I recently spent four days doing trail work on a section of the 2,650-mile-long Pacific Crest Trail. Mostly I was alone with my pulaski, in the dim wet Washington woods, regrading the trail and in the process discovering little pleasures like the confetti beargrass makes when you sever it at the base, the bright yellow stains underneath Oregon grape bark, and the varying degrees of sting when different soil types fly into your eyes.
I also met two wacky people, Bryce and Bruce, both PCTA volunteers. Bruce was probably in his 40s and had a lovely, shiny head of hair that looked as healthy as a five-year-old boy’s. His entire face was also covered with hair, and he had a mountain-man beard coming down to his chest. He had a habit of talking nonstop about anything, and he especially liked to antagonize Bryce. His voice was constant but it was hard to tell where it was coming from what with all the hair.
Bryce was (I’m not lying!) 87 and his head was on a horizontal plane with his shoulders. He was a former ranger who didn’t start hiking until he was 65. Then he hiked the freaking Triple Crown! (That’s the Pacific Crest Trail, the Continental Divide Trail and the Appalachian Trail–7,900 miles in all). He had a work ethic and a row of square yellow teeth that he would bare in a grin when he thought we were making the trails too pretty. I’m not sure if either of these men had interpersonal relationships, but they both had a knack for carving drain dips.
Next time you’re out on a trail, try to see how it works, how it is convincing the land and the water. The line of the trail is like the line in Yeats:
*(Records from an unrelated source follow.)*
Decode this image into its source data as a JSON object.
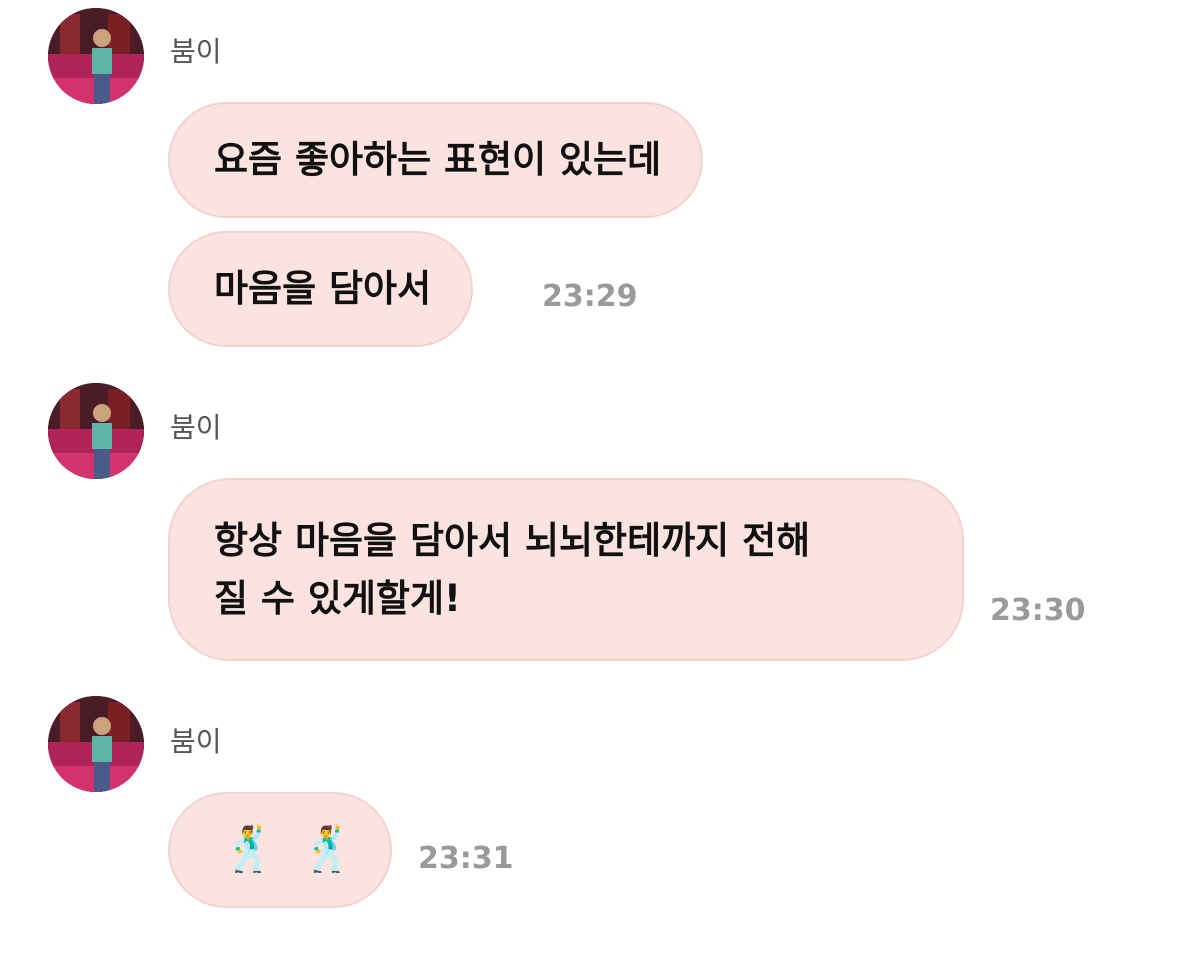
{
  "groups": [
    {
      "sender": "붐이",
      "messages": [
        {
          "text": "요즘 좋아하는 표현이 있는데"
        },
        {
          "text": "마음을 담아서",
          "time": "23:29"
        }
      ]
    },
    {
      "sender": "붐이",
      "messages": [
        {
          "line1": "항상 마음을 담아서 뇌뇌한테까지 전해",
          "line2": "질 수 있게할게!",
          "time": "23:30"
        }
      ]
    },
    {
      "sender": "붐이",
      "messages": [
        {
          "emoji1": "🕺",
          "emoji2": "🕺",
          "time": "23:31"
        }
      ]
    }
  ],
  "colors": {
    "bubble_bg": "#fbe3df",
    "bubble_border": "#f3d3cd",
    "time_text": "#9a9a9a",
    "sender_text": "#555555"
  },
  "icons": {
    "avatar": "profile-photo-avatar"
  }
}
“A line will take us hours maybe;
Yet if it does not seem a moment’s thought,
Our stitching and unstitching has been naught.”